I drafted a basic cross section onto the image below. The red lines indicate the failure surface, which passes from the strong material down into the weak material to reach beyond the base of the slope.

Looking at the real Blacks Beach slide from above, the same overall pattern is present. Notably, beach uplift occurred in a fairly small area. This may be a result of greater displacement of the slide block in this area, or failure may have occurred at the toe of the slope in other areas and remained above the deeper mudstones. The image was sourced from this video.

The Blacks Beach area has a history of slope failures (there was a big one here in 1982), and the January 2023 event certainly won’t be the last movement at this location. Erosion of the lower part of the slide by ocean waves continually destabilizes the slope, leading to more movement. The model shown in the GIF below demonstrates this process and is essentially a more “evolved” version of the previous GIF. I scraped away the lower part of the slide after initial movement, which led to development of a new failure surface within the initial slide mass. The lower slide block moves first, uplifting the dark sand beyond the base of the slope. The upper slide block then moves slightly. This sort of irregular movement can occur in reactivated slides as they shift and adjust to try to reestablish equilibrium between material strengths and gravitational force. As with the previous GIF, compression and uplift of the dark sand beyond the slope base occurs in conjunction with the downward movement of the upper part of the slide.

The respective scarps, the eroded portion near the base of the slide, and the uplifted toe are labeled in the image below.



I think the additional images below just look cool. The slope in this model was made of “strengthened” sand, which fractured and broke apart nicely to replicate surface rock mass behavior.

Erosion undoubtedly plays a major role in past, present, and future activity of the Blacks Beach slide. Development of the uplifted toe provides a “counterweight,” so to speak, to resist additional slide movement.
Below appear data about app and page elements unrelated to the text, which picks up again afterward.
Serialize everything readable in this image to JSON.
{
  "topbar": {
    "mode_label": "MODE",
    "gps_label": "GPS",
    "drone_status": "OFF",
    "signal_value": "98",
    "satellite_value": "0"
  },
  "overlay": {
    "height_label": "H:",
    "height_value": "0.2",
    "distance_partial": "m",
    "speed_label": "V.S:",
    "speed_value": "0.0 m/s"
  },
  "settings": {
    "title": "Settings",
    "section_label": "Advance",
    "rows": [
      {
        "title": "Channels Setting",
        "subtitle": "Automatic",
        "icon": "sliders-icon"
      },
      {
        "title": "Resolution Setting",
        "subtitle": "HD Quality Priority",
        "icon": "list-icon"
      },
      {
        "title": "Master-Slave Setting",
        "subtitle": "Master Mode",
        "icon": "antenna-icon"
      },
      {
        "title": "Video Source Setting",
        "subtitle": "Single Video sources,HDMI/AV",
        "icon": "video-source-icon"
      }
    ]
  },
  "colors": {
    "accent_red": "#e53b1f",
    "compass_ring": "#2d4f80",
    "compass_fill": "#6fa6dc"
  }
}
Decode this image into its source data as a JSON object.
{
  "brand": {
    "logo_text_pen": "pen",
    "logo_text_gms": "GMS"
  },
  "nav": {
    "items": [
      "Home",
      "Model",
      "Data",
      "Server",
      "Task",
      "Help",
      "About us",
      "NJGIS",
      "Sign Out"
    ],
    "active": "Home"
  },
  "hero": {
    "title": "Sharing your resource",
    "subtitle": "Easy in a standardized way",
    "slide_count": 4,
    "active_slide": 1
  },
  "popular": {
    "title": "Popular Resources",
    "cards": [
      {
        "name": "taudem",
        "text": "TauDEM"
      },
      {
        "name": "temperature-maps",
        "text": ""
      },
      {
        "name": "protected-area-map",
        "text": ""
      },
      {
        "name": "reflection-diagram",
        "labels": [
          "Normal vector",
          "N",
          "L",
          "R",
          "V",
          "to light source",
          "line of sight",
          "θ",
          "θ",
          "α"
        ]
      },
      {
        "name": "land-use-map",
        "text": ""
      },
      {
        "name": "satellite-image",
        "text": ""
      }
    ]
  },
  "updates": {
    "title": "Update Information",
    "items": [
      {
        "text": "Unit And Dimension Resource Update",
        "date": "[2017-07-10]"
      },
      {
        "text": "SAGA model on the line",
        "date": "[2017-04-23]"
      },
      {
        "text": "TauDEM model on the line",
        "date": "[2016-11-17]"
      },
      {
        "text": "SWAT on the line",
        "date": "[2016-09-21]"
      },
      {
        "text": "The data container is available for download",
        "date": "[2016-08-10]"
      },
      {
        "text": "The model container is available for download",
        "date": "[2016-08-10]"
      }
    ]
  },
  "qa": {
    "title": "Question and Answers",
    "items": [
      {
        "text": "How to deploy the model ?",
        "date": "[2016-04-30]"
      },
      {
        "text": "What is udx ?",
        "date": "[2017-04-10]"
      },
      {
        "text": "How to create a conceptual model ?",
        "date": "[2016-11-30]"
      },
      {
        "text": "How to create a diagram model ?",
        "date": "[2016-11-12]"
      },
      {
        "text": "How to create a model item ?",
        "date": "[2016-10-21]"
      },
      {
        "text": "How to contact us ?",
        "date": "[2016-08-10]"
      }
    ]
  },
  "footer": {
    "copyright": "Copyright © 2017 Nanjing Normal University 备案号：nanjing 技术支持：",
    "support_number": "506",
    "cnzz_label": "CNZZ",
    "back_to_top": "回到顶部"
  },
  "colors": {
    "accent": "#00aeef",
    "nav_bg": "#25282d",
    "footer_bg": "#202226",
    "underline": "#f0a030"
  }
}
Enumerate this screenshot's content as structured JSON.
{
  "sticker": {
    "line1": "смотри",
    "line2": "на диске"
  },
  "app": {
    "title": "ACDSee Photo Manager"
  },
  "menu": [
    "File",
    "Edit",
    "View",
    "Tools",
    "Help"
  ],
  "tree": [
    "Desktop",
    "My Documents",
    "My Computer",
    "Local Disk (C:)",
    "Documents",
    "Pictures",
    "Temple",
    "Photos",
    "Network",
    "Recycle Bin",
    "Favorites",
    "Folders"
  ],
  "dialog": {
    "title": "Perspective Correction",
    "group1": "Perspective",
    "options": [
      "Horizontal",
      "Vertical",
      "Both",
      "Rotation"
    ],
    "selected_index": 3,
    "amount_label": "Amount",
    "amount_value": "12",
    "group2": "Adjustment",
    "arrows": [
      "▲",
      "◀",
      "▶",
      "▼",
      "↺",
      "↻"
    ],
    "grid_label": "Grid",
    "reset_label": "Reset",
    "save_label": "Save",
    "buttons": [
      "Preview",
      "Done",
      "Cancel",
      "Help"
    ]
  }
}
Erosional removal of the toe eliminates this resisting force and sets the stage for more movement. Kent Ameneyro did a great job of documenting the slide about a week after its occurrence, capturing great video of the eroded remnant of the uplifted area. The image below is a screen shot from his video, with a dashed line projection of the eroded material. The upturned layers that were within the toe are clearly visible.

The screenshot below from this video shows a zoomed-out view. Considerable erosion of the entirety of the slide toe (not just the uplifted beach portion) can be seen.

Like many large-scale landslides with intermittent movement, the Blacks Beach slide area (the overall “slump complex”) is clearly visible in lidar-derived imagery. The GIF below fades a lidar overlay in and out to allow comparison of aerial topography to lidar imagery. The January 2023 movement is not shown here, but I attempted to outline the area that moved with solid yellow lines. The dashed line shows the older, uppermost headscarp. The uplifted toe is generally sketched in black.

Seeing a base failure landslide like this one professionally recorded first hand, and at close range, is truly remarkable. All of the videos of this failure, even those taken after, provide great information about how the slide developed and continues to evolve. Due to its size and location, stabilization certainly isn’t feasible, so all folks can do is sit back and wait for the next episode of movement!

Philip Prince is a Project Geologist with Appalachian Landslide Consultants, PLLC, in Asheville, North Carolina. He also conducts geologic mapping in the Virginia Valley and Ridge for the Virginia Department of Mines, Minerals, and Energy.  More posts related to his field experiences and remote sensing work can be found at princegeology.com.